• Agave nectar: is also called agave syrup. It is obtained from a type of succulent and member of the yucca family. Juice is extracted from the core. The same plant when fermented produces tequila. Agave nectar is caramel in colour, taste and viscosity; available from health stores but fairly expensive. Look for organic agave that has been treated at low temperatures, otherwise it can be as processed and high in fructose as corn syrup. Agave is sweeter than sugar and low GI. But a diet high in fructose is associated with poor liver function, abdominal weight gain, high blood fats and uric acid.
• Cake pan: for all cakes use a “ceramic bakeware” round dish (inexpensive and available from Farmers and cookware shops). Its thick sides help prevent over-browning, and drying during storage. No need to turn the cake out. Allow to cool in the dish on a rack. Then store and serve from the attractive container. Helps avoid baking in metal (especially aluminium) – or worse – plastic. For this recipe I use a dish with a 20 cm (8″) base, deep sloping sides and 24 cm at the top which is equivalent to a 23 cm (9″) pan.
• Oil: mild, cold pressed oil suitable for baking and cooking is Ceres brand Organic Roasting and Frying Oil (from health stores). It is also second to extra virgin olive oil for affordability. For information on which fats to choose for which purpose and why, see my article on the TIPS page: The Fats of Life.
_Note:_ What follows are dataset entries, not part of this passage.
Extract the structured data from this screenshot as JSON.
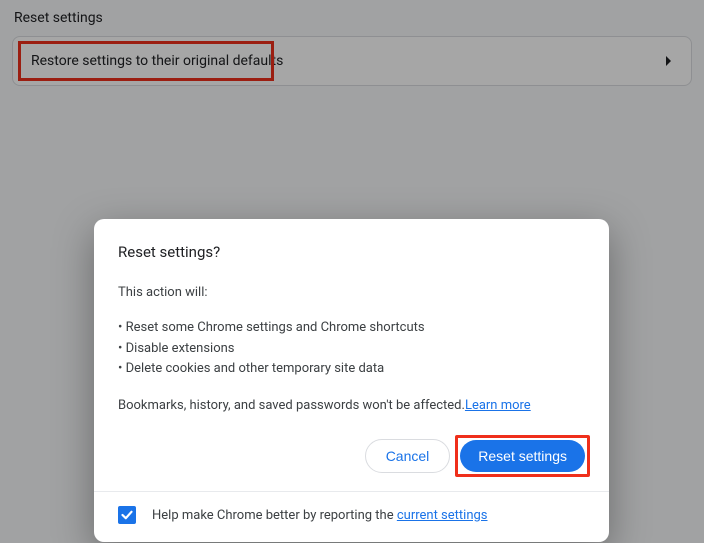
{
  "section": {
    "title": "Reset settings",
    "row_label": "Restore settings to their original defaults"
  },
  "dialog": {
    "title": "Reset settings?",
    "intro": "This action will:",
    "bullets": [
      "Reset some Chrome settings and Chrome shortcuts",
      "Disable extensions",
      "Delete cookies and other temporary site data"
    ],
    "note_prefix": "Bookmarks, history, and saved passwords won't be affected.",
    "learn_more": "Learn more",
    "cancel": "Cancel",
    "confirm": "Reset settings",
    "footer_prefix": "Help make Chrome better by reporting the ",
    "footer_link": "current settings",
    "report_checked": true
  },
  "colors": {
    "accent": "#1a73e8",
    "highlight": "#ef2f1b"
  }
}
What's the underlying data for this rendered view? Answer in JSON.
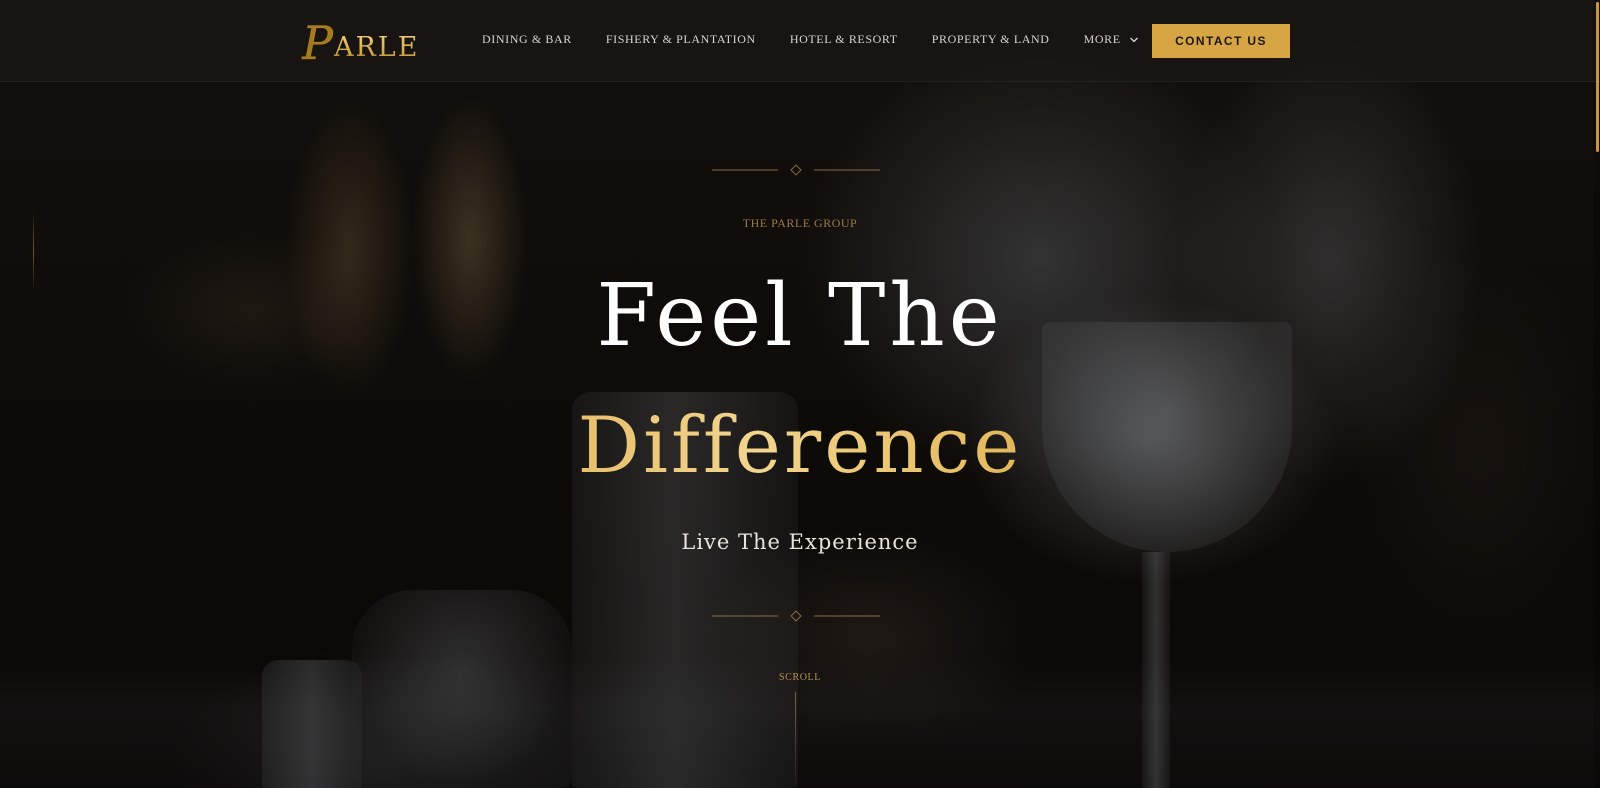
{
  "brand": {
    "logo_initial": "P",
    "logo_rest": "ARLE",
    "accent_color": "#d8a545"
  },
  "nav": {
    "items": [
      {
        "label": "DINING & BAR"
      },
      {
        "label": "FISHERY & PLANTATION"
      },
      {
        "label": "HOTEL & RESORT"
      },
      {
        "label": "PROPERTY & LAND"
      },
      {
        "label": "MORE",
        "icon": "chevron-down-icon"
      }
    ],
    "contact_label": "CONTACT US"
  },
  "hero": {
    "eyebrow": "THE PARLE GROUP",
    "headline_line1": "Feel The",
    "headline_line2": "Difference",
    "tagline": "Live The Experience",
    "scroll_label": "SCROLL"
  }
}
• Rice flour: best for baking is from very finely ground (can be called ‘zentrofan’) whole rice. Results will not be the same with Asian rice flour: made from starch only and looks sticky like cornflour. Use brown rice flour (finely milled with no grittiness). Or mix ½ brown rice flour (for increased nutrients) and ½ white rice flour (for increased lightness) as preferred.
• Vanilla: use real vanilla from beans not chemists, often termed extract (as opposed to faux essence, often labelled ‘vanillin’) and one without artificial additives. Good brands available locally and overseas are: Heilala vanilla and Equagold. These are in most supermarkets and health stores.